▸ **Action item**: From the entries, copy out every line in which the word "level" is found.

---------- Records for this exercise ----------

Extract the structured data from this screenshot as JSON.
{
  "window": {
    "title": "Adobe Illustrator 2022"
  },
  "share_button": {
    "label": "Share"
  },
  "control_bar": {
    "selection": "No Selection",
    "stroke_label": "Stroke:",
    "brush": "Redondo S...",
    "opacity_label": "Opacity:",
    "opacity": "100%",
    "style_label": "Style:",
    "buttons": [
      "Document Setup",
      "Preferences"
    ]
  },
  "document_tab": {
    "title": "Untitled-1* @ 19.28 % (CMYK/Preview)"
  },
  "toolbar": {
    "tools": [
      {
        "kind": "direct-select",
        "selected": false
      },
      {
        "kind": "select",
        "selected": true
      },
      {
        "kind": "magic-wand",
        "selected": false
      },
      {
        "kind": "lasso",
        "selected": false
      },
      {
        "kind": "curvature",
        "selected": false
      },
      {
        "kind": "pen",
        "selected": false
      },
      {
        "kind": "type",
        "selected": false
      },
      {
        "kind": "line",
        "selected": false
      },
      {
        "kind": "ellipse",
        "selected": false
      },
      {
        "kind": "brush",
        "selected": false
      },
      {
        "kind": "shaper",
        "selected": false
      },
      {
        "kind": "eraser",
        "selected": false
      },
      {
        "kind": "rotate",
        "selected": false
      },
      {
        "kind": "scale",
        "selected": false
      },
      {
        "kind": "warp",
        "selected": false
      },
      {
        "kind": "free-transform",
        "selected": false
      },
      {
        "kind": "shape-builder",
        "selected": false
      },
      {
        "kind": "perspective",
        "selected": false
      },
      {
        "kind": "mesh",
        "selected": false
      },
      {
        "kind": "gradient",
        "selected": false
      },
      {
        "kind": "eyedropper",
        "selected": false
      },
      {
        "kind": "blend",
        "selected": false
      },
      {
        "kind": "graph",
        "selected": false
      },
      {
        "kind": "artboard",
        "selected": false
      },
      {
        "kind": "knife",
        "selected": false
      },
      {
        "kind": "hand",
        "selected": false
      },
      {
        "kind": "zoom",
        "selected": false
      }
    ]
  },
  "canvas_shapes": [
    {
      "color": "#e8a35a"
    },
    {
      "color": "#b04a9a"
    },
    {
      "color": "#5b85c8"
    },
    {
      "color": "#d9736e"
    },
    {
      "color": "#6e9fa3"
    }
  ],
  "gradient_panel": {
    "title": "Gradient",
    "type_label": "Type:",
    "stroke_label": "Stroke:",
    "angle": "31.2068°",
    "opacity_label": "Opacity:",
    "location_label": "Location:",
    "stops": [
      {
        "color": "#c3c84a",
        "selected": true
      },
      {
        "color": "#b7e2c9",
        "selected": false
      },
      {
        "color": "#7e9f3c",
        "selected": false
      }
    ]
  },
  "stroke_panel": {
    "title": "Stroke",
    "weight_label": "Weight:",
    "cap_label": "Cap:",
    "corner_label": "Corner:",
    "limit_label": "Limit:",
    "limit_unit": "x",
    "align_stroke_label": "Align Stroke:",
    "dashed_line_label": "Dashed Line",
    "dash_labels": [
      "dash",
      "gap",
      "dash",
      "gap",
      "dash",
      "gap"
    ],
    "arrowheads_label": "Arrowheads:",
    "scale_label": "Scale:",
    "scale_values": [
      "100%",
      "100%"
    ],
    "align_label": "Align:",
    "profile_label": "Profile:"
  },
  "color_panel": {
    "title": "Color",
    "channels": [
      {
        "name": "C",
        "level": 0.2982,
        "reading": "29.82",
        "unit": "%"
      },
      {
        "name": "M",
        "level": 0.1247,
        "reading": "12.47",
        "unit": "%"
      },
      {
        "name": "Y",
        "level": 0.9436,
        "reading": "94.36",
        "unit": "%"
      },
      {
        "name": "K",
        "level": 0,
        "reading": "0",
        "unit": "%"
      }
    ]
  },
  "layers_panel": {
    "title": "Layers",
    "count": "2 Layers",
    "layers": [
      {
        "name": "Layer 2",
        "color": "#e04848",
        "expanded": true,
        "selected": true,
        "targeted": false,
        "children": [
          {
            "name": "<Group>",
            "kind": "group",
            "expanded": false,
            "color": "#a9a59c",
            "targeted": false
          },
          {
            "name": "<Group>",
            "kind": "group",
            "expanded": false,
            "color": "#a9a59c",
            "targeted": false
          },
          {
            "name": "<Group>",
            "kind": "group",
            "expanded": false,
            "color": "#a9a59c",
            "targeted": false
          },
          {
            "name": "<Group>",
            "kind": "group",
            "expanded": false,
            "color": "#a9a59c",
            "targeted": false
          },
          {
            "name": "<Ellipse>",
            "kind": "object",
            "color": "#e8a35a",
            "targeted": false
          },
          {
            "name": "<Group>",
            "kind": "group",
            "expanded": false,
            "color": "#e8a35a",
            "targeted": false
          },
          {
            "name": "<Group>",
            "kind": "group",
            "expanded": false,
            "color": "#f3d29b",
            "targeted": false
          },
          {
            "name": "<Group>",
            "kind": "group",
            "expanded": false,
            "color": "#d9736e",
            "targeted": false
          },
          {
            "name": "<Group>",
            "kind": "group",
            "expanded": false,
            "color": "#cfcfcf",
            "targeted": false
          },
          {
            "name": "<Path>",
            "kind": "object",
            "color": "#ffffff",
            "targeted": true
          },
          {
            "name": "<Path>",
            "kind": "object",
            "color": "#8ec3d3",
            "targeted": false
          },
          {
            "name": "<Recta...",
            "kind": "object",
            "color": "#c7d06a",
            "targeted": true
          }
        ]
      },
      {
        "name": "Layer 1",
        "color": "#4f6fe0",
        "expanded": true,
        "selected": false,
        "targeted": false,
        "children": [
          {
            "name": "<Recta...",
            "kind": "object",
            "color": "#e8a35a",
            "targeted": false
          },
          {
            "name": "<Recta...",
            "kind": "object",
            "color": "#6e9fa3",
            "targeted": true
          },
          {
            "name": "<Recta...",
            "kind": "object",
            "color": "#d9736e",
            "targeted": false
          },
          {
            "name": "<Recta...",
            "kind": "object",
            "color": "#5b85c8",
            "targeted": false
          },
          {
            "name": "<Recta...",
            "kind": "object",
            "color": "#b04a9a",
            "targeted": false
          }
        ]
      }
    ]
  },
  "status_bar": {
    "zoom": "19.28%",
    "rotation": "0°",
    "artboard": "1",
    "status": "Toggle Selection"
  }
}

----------

▸ **Response**:
        "level": 0.2982,
        "level": 0.1247,
        "level": 0.9436,
        "level": 0,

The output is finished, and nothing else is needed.